YOUR TASK: Nothing in the entries may be dropped: restate them word for word.
------------
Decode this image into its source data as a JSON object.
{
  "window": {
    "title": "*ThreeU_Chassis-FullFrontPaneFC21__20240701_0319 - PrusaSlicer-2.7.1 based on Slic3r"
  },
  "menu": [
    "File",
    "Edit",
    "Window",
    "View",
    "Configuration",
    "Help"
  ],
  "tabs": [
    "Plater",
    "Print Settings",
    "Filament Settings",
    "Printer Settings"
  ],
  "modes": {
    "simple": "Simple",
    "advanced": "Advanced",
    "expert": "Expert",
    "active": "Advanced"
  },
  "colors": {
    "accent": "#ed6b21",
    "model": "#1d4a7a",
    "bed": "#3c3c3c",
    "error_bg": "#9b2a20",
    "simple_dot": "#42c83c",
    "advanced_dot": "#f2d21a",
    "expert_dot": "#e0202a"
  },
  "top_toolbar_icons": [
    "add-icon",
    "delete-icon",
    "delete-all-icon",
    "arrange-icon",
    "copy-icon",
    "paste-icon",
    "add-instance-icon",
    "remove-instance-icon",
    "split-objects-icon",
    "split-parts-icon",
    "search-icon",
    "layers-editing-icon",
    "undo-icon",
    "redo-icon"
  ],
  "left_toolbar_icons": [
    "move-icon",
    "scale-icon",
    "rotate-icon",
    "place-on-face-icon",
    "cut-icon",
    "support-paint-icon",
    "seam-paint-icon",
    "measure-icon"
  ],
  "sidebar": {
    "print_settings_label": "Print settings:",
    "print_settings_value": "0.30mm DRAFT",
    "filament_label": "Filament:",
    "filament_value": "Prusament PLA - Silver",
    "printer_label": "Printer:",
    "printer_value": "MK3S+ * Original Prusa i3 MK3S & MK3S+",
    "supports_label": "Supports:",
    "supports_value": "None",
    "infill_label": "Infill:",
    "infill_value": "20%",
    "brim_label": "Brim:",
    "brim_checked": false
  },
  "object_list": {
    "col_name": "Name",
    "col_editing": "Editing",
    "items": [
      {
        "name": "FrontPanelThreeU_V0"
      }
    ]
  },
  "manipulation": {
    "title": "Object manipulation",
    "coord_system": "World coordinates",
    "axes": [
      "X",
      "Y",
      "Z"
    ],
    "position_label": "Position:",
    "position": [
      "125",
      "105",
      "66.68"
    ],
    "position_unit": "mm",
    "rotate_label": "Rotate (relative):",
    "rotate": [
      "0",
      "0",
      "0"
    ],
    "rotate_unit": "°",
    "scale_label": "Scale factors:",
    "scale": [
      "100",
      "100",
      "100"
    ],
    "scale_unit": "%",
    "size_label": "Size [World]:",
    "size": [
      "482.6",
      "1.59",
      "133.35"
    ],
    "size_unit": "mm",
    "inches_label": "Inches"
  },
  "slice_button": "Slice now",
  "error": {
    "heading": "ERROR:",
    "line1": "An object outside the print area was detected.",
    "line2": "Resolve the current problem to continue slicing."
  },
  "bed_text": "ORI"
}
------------
OUTPUT OF THE EXERCISE:
Decode this image into its source data as a JSON object.
{
  "window": {
    "title": "*ThreeU_Chassis-FullFrontPaneFC21__20240701_0319 - PrusaSlicer-2.7.1 based on Slic3r"
  },
  "menu": [
    "File",
    "Edit",
    "Window",
    "View",
    "Configuration",
    "Help"
  ],
  "tabs": [
    "Plater",
    "Print Settings",
    "Filament Settings",
    "Printer Settings"
  ],
  "modes": {
    "simple": "Simple",
    "advanced": "Advanced",
    "expert": "Expert",
    "active": "Advanced"
  },
  "colors": {
    "accent": "#ed6b21",
    "model": "#1d4a7a",
    "bed": "#3c3c3c",
    "error_bg": "#9b2a20",
    "simple_dot": "#42c83c",
    "advanced_dot": "#f2d21a",
    "expert_dot": "#e0202a"
  },
  "top_toolbar_icons": [
    "add-icon",
    "delete-icon",
    "delete-all-icon",
    "arrange-icon",
    "copy-icon",
    "paste-icon",
    "add-instance-icon",
    "remove-instance-icon",
    "split-objects-icon",
    "split-parts-icon",
    "search-icon",
    "layers-editing-icon",
    "undo-icon",
    "redo-icon"
  ],
  "left_toolbar_icons": [
    "move-icon",
    "scale-icon",
    "rotate-icon",
    "place-on-face-icon",
    "cut-icon",
    "support-paint-icon",
    "seam-paint-icon",
    "measure-icon"
  ],
  "sidebar": {
    "print_settings_label": "Print settings:",
    "print_settings_value": "0.30mm DRAFT",
    "filament_label": "Filament:",
    "filament_value": "Prusament PLA - Silver",
    "printer_label": "Printer:",
    "printer_value": "MK3S+ * Original Prusa i3 MK3S & MK3S+",
    "supports_label": "Supports:",
    "supports_value": "None",
    "infill_label": "Infill:",
    "infill_value": "20%",
    "brim_label": "Brim:",
    "brim_checked": false
  },
  "object_list": {
    "col_name": "Name",
    "col_editing": "Editing",
    "items": [
      {
        "name": "FrontPanelThreeU_V0"
      }
    ]
  },
  "manipulation": {
    "title": "Object manipulation",
    "coord_system": "World coordinates",
    "axes": [
      "X",
      "Y",
      "Z"
    ],
    "position_label": "Position:",
    "position": [
      "125",
      "105",
      "66.68"
    ],
    "position_unit": "mm",
    "rotate_label": "Rotate (relative):",
    "rotate": [
      "0",
      "0",
      "0"
    ],
    "rotate_unit": "°",
    "scale_label": "Scale factors:",
    "scale": [
      "100",
      "100",
      "100"
    ],
    "scale_unit": "%",
    "size_label": "Size [World]:",
    "size": [
      "482.6",
      "1.59",
      "133.35"
    ],
    "size_unit": "mm",
    "inches_label": "Inches"
  },
  "slice_button": "Slice now",
  "error": {
    "heading": "ERROR:",
    "line1": "An object outside the print area was detected.",
    "line2": "Resolve the current problem to continue slicing."
  },
  "bed_text": "ORI"
}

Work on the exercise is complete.